I picked a terrible year to become politically active. This presidential election has easily been one of the most divisive campaigns in recent memory. Not only has the hostile rhetoric and blatant dishonesty split our country down the middle, American Christians have found themselves walking a fraying tightrope between a candidate they despise, and God’s command to love their neighbor. Some have even wondered if they should vote at all. So it was with a heavy heart that many people tuned in to watch the first presidential debate.
Most viewers probably had preconceived notions about the candidates before they saw the debate, and it’s unlikely these changed after an hour of fruitless dialogue. Still, as Christians, we find ourselves pondering how to respond after the dust has settled. Matthew Tennant, of Baptist News Global, believes we need to take ourselves out of the election mindset and approach things as peacekeepers rather than combatants,
“In Acts 15, Peter, Paul and James entered the Jerusalem Conference with different ideas about what is required to be a Christ-follower. After discussing the issue, the three leaders, along with others, arrived at an answer. Too often, politicians foster division, instead of finding solutions. The first presidential debate was no different. Theology rarely transitions smoothly into politics, but God does love the world (John 3:16). Therefore, policies that promote good for the world and the people in it are the most theologically sound.”
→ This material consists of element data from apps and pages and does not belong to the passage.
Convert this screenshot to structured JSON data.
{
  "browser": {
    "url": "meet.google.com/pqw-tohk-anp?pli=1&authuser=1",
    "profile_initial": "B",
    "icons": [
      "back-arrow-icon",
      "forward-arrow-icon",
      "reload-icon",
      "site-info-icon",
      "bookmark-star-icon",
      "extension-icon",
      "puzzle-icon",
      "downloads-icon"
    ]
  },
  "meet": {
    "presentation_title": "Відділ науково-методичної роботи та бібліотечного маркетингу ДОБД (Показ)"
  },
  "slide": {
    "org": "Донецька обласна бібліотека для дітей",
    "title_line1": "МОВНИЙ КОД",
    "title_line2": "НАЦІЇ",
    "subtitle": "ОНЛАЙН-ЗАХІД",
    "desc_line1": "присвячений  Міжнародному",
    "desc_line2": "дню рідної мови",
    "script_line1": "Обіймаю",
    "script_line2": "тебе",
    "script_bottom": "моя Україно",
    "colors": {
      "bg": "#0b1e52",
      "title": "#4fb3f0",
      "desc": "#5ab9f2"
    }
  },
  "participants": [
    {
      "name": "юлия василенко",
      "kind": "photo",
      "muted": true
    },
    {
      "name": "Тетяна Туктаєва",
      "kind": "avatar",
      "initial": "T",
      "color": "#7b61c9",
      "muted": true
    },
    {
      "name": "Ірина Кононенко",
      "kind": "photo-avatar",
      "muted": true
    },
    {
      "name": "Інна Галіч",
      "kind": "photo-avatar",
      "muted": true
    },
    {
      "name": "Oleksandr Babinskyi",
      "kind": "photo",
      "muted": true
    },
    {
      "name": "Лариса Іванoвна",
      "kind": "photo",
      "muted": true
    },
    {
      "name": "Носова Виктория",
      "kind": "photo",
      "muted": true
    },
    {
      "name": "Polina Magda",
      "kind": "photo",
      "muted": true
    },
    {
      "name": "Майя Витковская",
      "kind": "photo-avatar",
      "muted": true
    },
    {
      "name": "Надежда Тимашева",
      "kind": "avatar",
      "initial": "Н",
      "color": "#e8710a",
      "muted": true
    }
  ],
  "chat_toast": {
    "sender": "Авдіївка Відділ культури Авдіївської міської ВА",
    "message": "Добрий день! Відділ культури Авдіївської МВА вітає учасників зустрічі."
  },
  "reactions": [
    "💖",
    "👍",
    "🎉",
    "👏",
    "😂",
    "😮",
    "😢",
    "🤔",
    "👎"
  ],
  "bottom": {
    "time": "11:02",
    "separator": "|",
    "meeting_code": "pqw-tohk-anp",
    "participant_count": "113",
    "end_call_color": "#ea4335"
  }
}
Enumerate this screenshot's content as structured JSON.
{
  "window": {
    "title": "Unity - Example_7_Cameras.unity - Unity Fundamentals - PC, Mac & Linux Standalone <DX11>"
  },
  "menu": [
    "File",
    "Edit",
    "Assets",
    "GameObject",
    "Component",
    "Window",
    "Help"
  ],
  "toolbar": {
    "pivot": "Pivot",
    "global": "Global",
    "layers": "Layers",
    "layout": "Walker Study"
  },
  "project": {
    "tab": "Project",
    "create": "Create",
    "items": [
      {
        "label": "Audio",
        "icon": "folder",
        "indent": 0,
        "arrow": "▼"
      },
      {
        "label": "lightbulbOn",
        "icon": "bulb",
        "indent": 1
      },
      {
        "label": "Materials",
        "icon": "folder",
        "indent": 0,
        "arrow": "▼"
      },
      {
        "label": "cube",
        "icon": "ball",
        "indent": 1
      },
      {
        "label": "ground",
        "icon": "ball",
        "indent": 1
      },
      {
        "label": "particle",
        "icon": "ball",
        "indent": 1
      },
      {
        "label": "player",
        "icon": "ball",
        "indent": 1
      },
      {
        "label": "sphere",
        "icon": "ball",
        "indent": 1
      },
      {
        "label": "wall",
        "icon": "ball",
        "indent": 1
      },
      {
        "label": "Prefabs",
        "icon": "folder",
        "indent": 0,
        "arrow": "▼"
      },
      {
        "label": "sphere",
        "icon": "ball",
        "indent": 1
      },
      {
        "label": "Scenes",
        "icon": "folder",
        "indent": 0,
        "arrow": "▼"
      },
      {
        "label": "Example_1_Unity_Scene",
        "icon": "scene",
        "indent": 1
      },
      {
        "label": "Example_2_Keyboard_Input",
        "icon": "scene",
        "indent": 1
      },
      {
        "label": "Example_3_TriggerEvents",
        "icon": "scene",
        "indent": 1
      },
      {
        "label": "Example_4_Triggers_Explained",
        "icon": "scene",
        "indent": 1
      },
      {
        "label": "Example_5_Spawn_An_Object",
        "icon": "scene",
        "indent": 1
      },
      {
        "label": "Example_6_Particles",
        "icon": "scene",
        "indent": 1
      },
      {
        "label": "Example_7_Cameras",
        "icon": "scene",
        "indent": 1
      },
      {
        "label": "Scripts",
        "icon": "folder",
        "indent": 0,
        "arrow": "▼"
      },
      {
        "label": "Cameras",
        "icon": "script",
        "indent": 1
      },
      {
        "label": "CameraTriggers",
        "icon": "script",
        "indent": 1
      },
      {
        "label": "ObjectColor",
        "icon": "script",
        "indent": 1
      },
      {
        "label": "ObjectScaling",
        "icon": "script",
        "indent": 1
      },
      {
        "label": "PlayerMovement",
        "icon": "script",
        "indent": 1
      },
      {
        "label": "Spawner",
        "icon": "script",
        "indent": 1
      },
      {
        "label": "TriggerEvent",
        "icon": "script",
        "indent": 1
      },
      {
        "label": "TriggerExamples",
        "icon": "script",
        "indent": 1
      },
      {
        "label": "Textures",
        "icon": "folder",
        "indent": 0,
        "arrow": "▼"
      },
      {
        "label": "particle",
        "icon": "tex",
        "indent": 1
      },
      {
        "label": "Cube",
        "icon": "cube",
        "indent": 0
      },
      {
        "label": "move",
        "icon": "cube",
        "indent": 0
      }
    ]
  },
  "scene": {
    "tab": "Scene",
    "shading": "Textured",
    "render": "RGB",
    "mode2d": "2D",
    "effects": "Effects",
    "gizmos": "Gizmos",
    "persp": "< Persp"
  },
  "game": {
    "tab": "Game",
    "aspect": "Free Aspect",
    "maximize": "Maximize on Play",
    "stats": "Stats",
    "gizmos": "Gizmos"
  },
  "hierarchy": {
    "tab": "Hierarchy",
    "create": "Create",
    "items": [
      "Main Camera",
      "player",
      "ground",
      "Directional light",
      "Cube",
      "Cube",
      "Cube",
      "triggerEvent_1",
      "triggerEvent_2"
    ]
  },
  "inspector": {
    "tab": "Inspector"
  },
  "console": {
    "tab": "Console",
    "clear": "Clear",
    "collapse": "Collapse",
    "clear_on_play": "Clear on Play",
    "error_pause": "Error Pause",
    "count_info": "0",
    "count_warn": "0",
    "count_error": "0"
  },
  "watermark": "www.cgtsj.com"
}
While reflecting on the presidential debate, Tennant counseled fellow believers to take theological action. His advice, along with that of Crosswalk editor Carrie Dedrick, can be found below in three unique responses,
Don’t Talk, Listen
“First, listen more. Paul Tillich writes, ‘In order to know what is just in a person-to-person encounter, love listens. It is its first task to listen.’ Knowing Christ means knowing the high value the biblical Jesus placed on listening. Neither candidate listened well to the other. Christians can model better listening, especially to those with whom they disagree.”
Carrie Dedrick writes,“How do we navigate such a time as this? By remembering that God is still sovereign. Don’t let the election distract you from the fact that God is more powerful than any human or group of people that comes against us...”
“Do not let the election get in the way of your faith. Instead, let the election serve as a time to grow closer to God than ever, trusting in Him, and relying on His provision.”
“Third, be the presence of Christ. Each person can look for opportunities to be the presence of Christ, especially during this divided season. Listening, reasoning, loving, sharing, and being open to the leading of the Holy Spirit will triumph if people do not let hatred and division win.”
This election is going to be tough, but we can’t let that change who Christ has called us to be. Regardless of the outcome in November, Christians must continue to share the gospel with joy and compassion. The Kingdom of Heaven is not dependent on an American leader, for if the Lord is with us who can be against us?
What about you? What were your thoughts during the presidential debate? Be sure to leave a comment in the section below.
*Ryan Duncan is an Editor for Crosswalk.com